    Me neither but I'll admit that I don't spend a ton of time there.

    =R=
    That don't impress me much --Shania Twain

    Another beer before happy hour to put me in the mood for drinkin', uh huh huh, oh, forget thinkin' --Beaver Nelson

    I find it a matter of note that in New York or Terre Haute, school cookies always seem to be oatmeal --Mr. French
  • Post #23 - December 4th, 2017, 9:26 am
    Post #23 - December 4th, 2017, 9:26 am Post #23 - December 4th, 2017, 9:26 am
    jnm123 wrote:Not to wax poetic, but that 'strip' as you call it, Pauly, was from 1955-1975 the most vibrant stretch of street in the village. Oakton from Skokie Blvd. to Niles Center. My mom took the bus there to shop. We rode our Sting Rays to the Ben Franklin 5 & 10. My dad would stop at Ridley's package store to buy a sixpack. This was where the business of Skokie was done.

    Were you in that neighborhood? My parents lived just south of there until I was almost 5, and my grandmother on the same block for another 25 years or so. The market was "Price and Compare" with a separate butcher shop; the Oakton Market space was originally a bowling alley; and the places to eat were the Hut (before the Corner Hut), Desiree, Cock Robin, and Burger King. The pancake restaurant on the north side of Oakton has always been there, but I'm pretty sure it's changed names.
    What is patriotism, but the love of good things we ate in our childhood?
    -- Lin Yutang
  • Post #24 - December 4th, 2017, 12:39 pm
    Post #24 - December 4th, 2017, 12:39 pm Post #24 - December 4th, 2017, 12:39 pm
    Joel--

    I lived about a mile east, closer to Crawford Ave., but I was in that vicinity virtually every day seeing friends, playing at Tecumseh Park, a little postage-stamp sliver of land behind Oakton Bowl. I knew the Zabel family that owned Price 'n Compare, my brother worked there. The structures in that little 4 by 5 block enclave were two and three-flats, I guess you'd call it lower middle-class but totally safe in those days. It reminded me of a lot of North Side Chicago neighborhoods at that time, free of even the thought of gangs.

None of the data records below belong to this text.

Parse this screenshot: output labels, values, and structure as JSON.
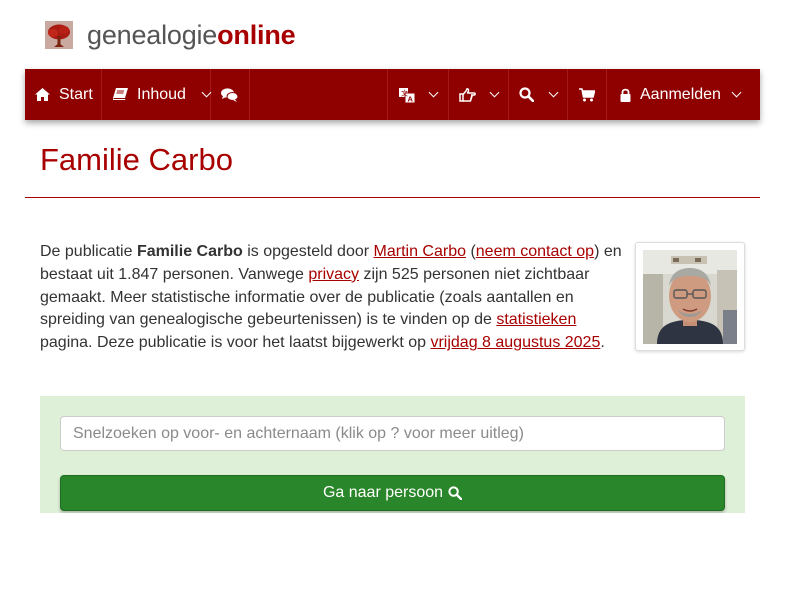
{
  "logo": {
    "part1": "genealogie",
    "part2": "online"
  },
  "nav": {
    "start_label": "Start",
    "inhoud_label": "Inhoud",
    "aanmelden_label": "Aanmelden"
  },
  "page": {
    "title": "Familie Carbo"
  },
  "intro": {
    "t1": "De publicatie ",
    "pub_name": "Familie Carbo",
    "t2": " is opgesteld door ",
    "author_link": "Martin Carbo",
    "t3": " (",
    "contact_link": "neem contact op",
    "t4": ") en bestaat uit 1.847 personen. Vanwege ",
    "privacy_link": "privacy",
    "t5": " zijn 525 personen niet zichtbaar gemaakt. Meer statistische informatie over de publicatie (zoals aantallen en spreiding van genealogische gebeurtenissen) is te vinden op de ",
    "stats_link": "statistieken",
    "t6": " pagina. Deze publicatie is voor het laatst bijgewerkt op ",
    "date_link": "vrijdag 8 augustus 2025",
    "t7": "."
  },
  "search": {
    "placeholder": "Snelzoeken op voor- en achternaam (klik op ? voor meer uitleg)",
    "button_label": "Ga naar persoon"
  },
  "icons": {
    "logo": "tree-icon",
    "start": "home-icon",
    "inhoud": "book-icon",
    "forum": "comments-icon",
    "language": "translate-icon",
    "share": "hand-point-icon",
    "search": "search-icon",
    "cart": "shopping-cart-icon",
    "login": "lock-icon"
  },
  "colors": {
    "brand": "#a80000",
    "navbar": "#8f0000",
    "panel": "#dff0d8",
    "button": "#2a862a"
  }
}
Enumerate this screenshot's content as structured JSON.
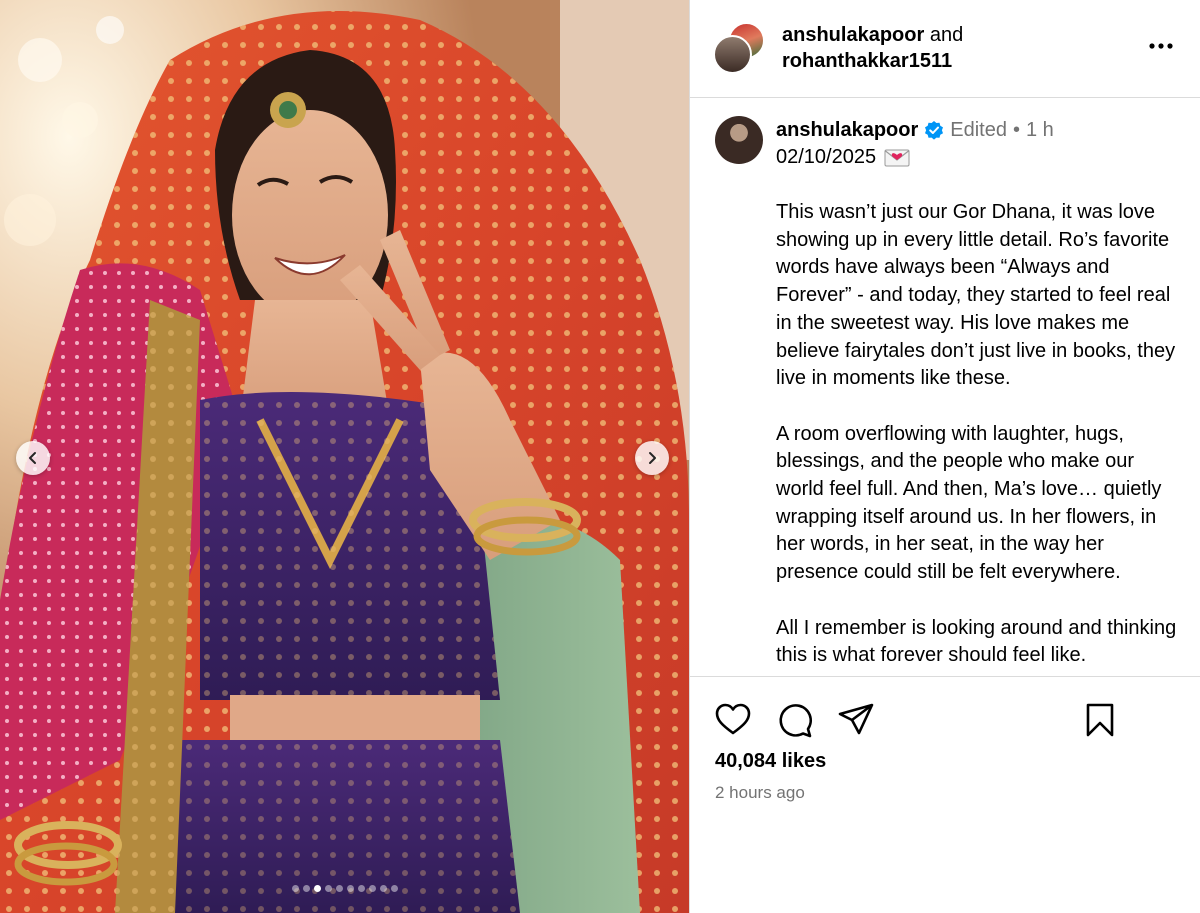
{
  "header": {
    "user1": "anshulakapoor",
    "and_text": "and",
    "user2": "rohanthakkar1511"
  },
  "icons": {
    "more": "more-horizontal-icon",
    "prev": "chevron-left-icon",
    "next": "chevron-right-icon",
    "verified": "verified-badge-icon",
    "envelope": "love-letter-emoji",
    "like": "heart-icon",
    "comment": "comment-icon",
    "share": "send-icon",
    "save": "bookmark-icon"
  },
  "caption": {
    "username": "anshulakapoor",
    "edited": "Edited",
    "separator": "•",
    "age": "1 h",
    "date": "02/10/2025",
    "paragraph1": "This wasn’t just our Gor Dhana, it was love showing up in every little detail. Ro’s favorite words have always been “Always and Forever” - and today, they started to feel real in the sweetest way. His love makes me believe fairytales don’t just live in books, they live in moments like these.",
    "paragraph2": "A room overflowing with laughter, hugs, blessings, and the people who make our world feel full. And then, Ma’s love… quietly wrapping itself around us. In her flowers, in her words, in her seat, in the way her presence could still be felt everywhere.",
    "paragraph3": "All I remember is looking around and thinking this is what forever should feel like."
  },
  "footer": {
    "likes": "40,084 likes",
    "posted": "2 hours ago"
  },
  "carousel": {
    "total_slides": 10,
    "active_slide": 3
  },
  "colors": {
    "border": "#dbdbdb",
    "muted_text": "#737373",
    "verified_blue": "#0095f6"
  }
}
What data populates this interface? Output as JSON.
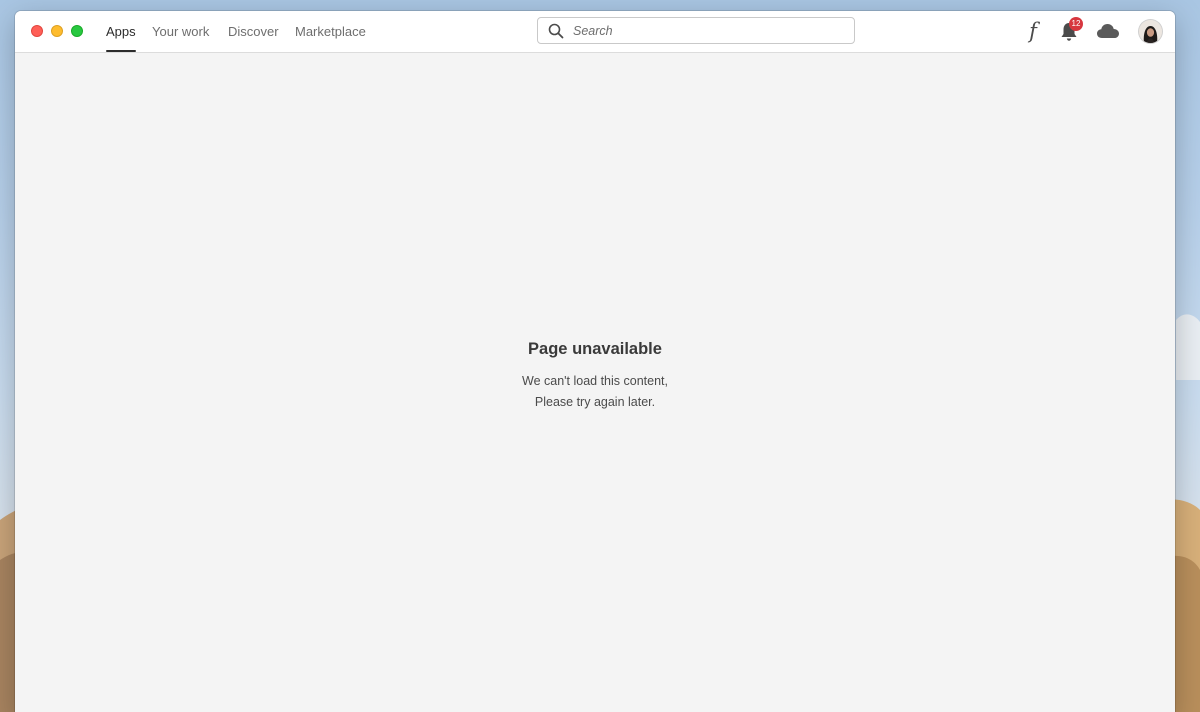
{
  "nav": {
    "tabs": [
      {
        "label": "Apps",
        "active": true
      },
      {
        "label": "Your work",
        "active": false
      },
      {
        "label": "Discover",
        "active": false
      },
      {
        "label": "Marketplace",
        "active": false
      }
    ]
  },
  "search": {
    "placeholder": "Search",
    "value": ""
  },
  "toolbar": {
    "fonts_icon": "f",
    "notifications_count": "12",
    "notifications_badge_color": "#d7373f",
    "cloud_icon": "cloud-icon"
  },
  "main": {
    "error_title": "Page unavailable",
    "error_line1": "We can't load this content,",
    "error_line2": "Please try again later."
  }
}
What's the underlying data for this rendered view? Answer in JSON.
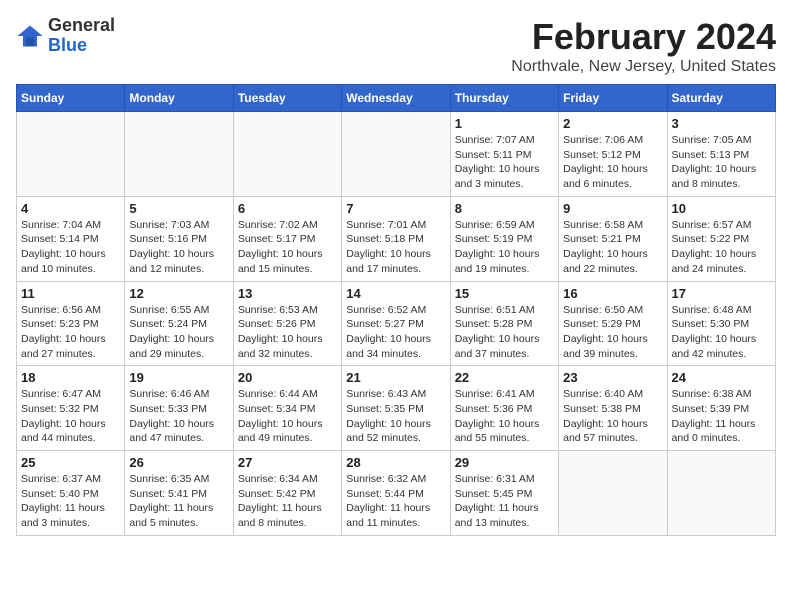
{
  "header": {
    "logo_general": "General",
    "logo_blue": "Blue",
    "month_title": "February 2024",
    "location": "Northvale, New Jersey, United States"
  },
  "days_of_week": [
    "Sunday",
    "Monday",
    "Tuesday",
    "Wednesday",
    "Thursday",
    "Friday",
    "Saturday"
  ],
  "weeks": [
    [
      {
        "day": "",
        "info": ""
      },
      {
        "day": "",
        "info": ""
      },
      {
        "day": "",
        "info": ""
      },
      {
        "day": "",
        "info": ""
      },
      {
        "day": "1",
        "info": "Sunrise: 7:07 AM\nSunset: 5:11 PM\nDaylight: 10 hours\nand 3 minutes."
      },
      {
        "day": "2",
        "info": "Sunrise: 7:06 AM\nSunset: 5:12 PM\nDaylight: 10 hours\nand 6 minutes."
      },
      {
        "day": "3",
        "info": "Sunrise: 7:05 AM\nSunset: 5:13 PM\nDaylight: 10 hours\nand 8 minutes."
      }
    ],
    [
      {
        "day": "4",
        "info": "Sunrise: 7:04 AM\nSunset: 5:14 PM\nDaylight: 10 hours\nand 10 minutes."
      },
      {
        "day": "5",
        "info": "Sunrise: 7:03 AM\nSunset: 5:16 PM\nDaylight: 10 hours\nand 12 minutes."
      },
      {
        "day": "6",
        "info": "Sunrise: 7:02 AM\nSunset: 5:17 PM\nDaylight: 10 hours\nand 15 minutes."
      },
      {
        "day": "7",
        "info": "Sunrise: 7:01 AM\nSunset: 5:18 PM\nDaylight: 10 hours\nand 17 minutes."
      },
      {
        "day": "8",
        "info": "Sunrise: 6:59 AM\nSunset: 5:19 PM\nDaylight: 10 hours\nand 19 minutes."
      },
      {
        "day": "9",
        "info": "Sunrise: 6:58 AM\nSunset: 5:21 PM\nDaylight: 10 hours\nand 22 minutes."
      },
      {
        "day": "10",
        "info": "Sunrise: 6:57 AM\nSunset: 5:22 PM\nDaylight: 10 hours\nand 24 minutes."
      }
    ],
    [
      {
        "day": "11",
        "info": "Sunrise: 6:56 AM\nSunset: 5:23 PM\nDaylight: 10 hours\nand 27 minutes."
      },
      {
        "day": "12",
        "info": "Sunrise: 6:55 AM\nSunset: 5:24 PM\nDaylight: 10 hours\nand 29 minutes."
      },
      {
        "day": "13",
        "info": "Sunrise: 6:53 AM\nSunset: 5:26 PM\nDaylight: 10 hours\nand 32 minutes."
      },
      {
        "day": "14",
        "info": "Sunrise: 6:52 AM\nSunset: 5:27 PM\nDaylight: 10 hours\nand 34 minutes."
      },
      {
        "day": "15",
        "info": "Sunrise: 6:51 AM\nSunset: 5:28 PM\nDaylight: 10 hours\nand 37 minutes."
      },
      {
        "day": "16",
        "info": "Sunrise: 6:50 AM\nSunset: 5:29 PM\nDaylight: 10 hours\nand 39 minutes."
      },
      {
        "day": "17",
        "info": "Sunrise: 6:48 AM\nSunset: 5:30 PM\nDaylight: 10 hours\nand 42 minutes."
      }
    ],
    [
      {
        "day": "18",
        "info": "Sunrise: 6:47 AM\nSunset: 5:32 PM\nDaylight: 10 hours\nand 44 minutes."
      },
      {
        "day": "19",
        "info": "Sunrise: 6:46 AM\nSunset: 5:33 PM\nDaylight: 10 hours\nand 47 minutes."
      },
      {
        "day": "20",
        "info": "Sunrise: 6:44 AM\nSunset: 5:34 PM\nDaylight: 10 hours\nand 49 minutes."
      },
      {
        "day": "21",
        "info": "Sunrise: 6:43 AM\nSunset: 5:35 PM\nDaylight: 10 hours\nand 52 minutes."
      },
      {
        "day": "22",
        "info": "Sunrise: 6:41 AM\nSunset: 5:36 PM\nDaylight: 10 hours\nand 55 minutes."
      },
      {
        "day": "23",
        "info": "Sunrise: 6:40 AM\nSunset: 5:38 PM\nDaylight: 10 hours\nand 57 minutes."
      },
      {
        "day": "24",
        "info": "Sunrise: 6:38 AM\nSunset: 5:39 PM\nDaylight: 11 hours\nand 0 minutes."
      }
    ],
    [
      {
        "day": "25",
        "info": "Sunrise: 6:37 AM\nSunset: 5:40 PM\nDaylight: 11 hours\nand 3 minutes."
      },
      {
        "day": "26",
        "info": "Sunrise: 6:35 AM\nSunset: 5:41 PM\nDaylight: 11 hours\nand 5 minutes."
      },
      {
        "day": "27",
        "info": "Sunrise: 6:34 AM\nSunset: 5:42 PM\nDaylight: 11 hours\nand 8 minutes."
      },
      {
        "day": "28",
        "info": "Sunrise: 6:32 AM\nSunset: 5:44 PM\nDaylight: 11 hours\nand 11 minutes."
      },
      {
        "day": "29",
        "info": "Sunrise: 6:31 AM\nSunset: 5:45 PM\nDaylight: 11 hours\nand 13 minutes."
      },
      {
        "day": "",
        "info": ""
      },
      {
        "day": "",
        "info": ""
      }
    ]
  ]
}
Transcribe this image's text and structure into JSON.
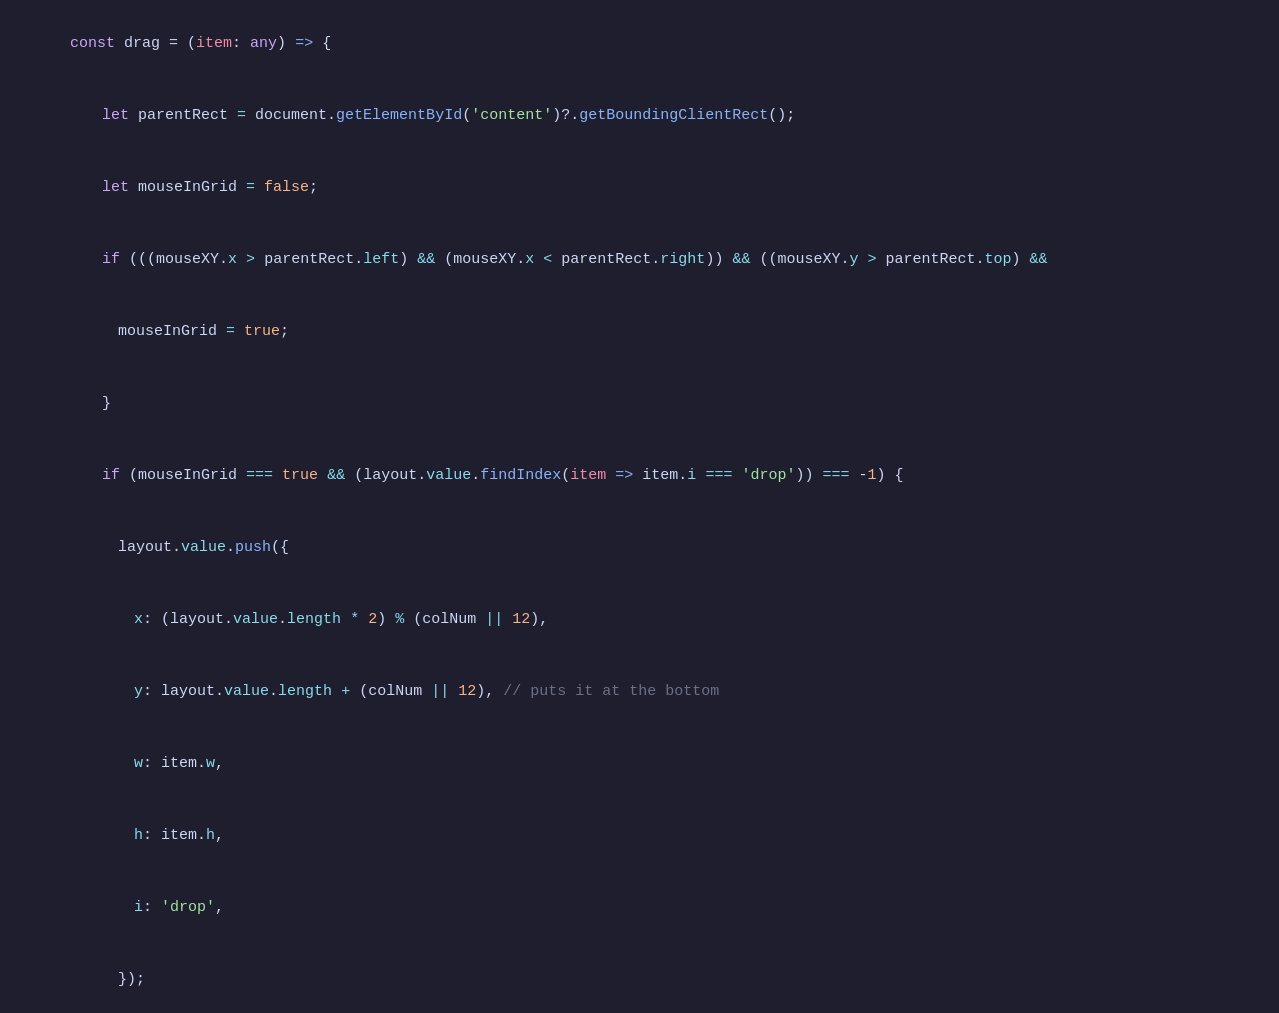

    For as long as your grandparents were there it was cool. But slowly things changed, whether it was due to the urban migration to the cheaper areas of Skokie and/or the Section 8 situation, but those blocks to the south of Oakton between the Swift tracks and Niles Avenue decidedly got a little sketchy, especially at night. The village crime statistics bear this out.

    Once my work moved there from 2007-2012, I was able to observe this firsthand, taking daily walks up and down the streets, remembering how it was. During the day it was fine, but even some of the restaurant owners I befriended during that time voiced their concerns to me.

    I still love Skokie. Most of the areas are still safe and are a great place to raise children and send them to top-notch schools. And maybe since I left there in 2012 they have addressed some of these night safety issues, hopefully.

Contact

About

Team

Advertize

Close

Chat

Articles

Guide

Events

more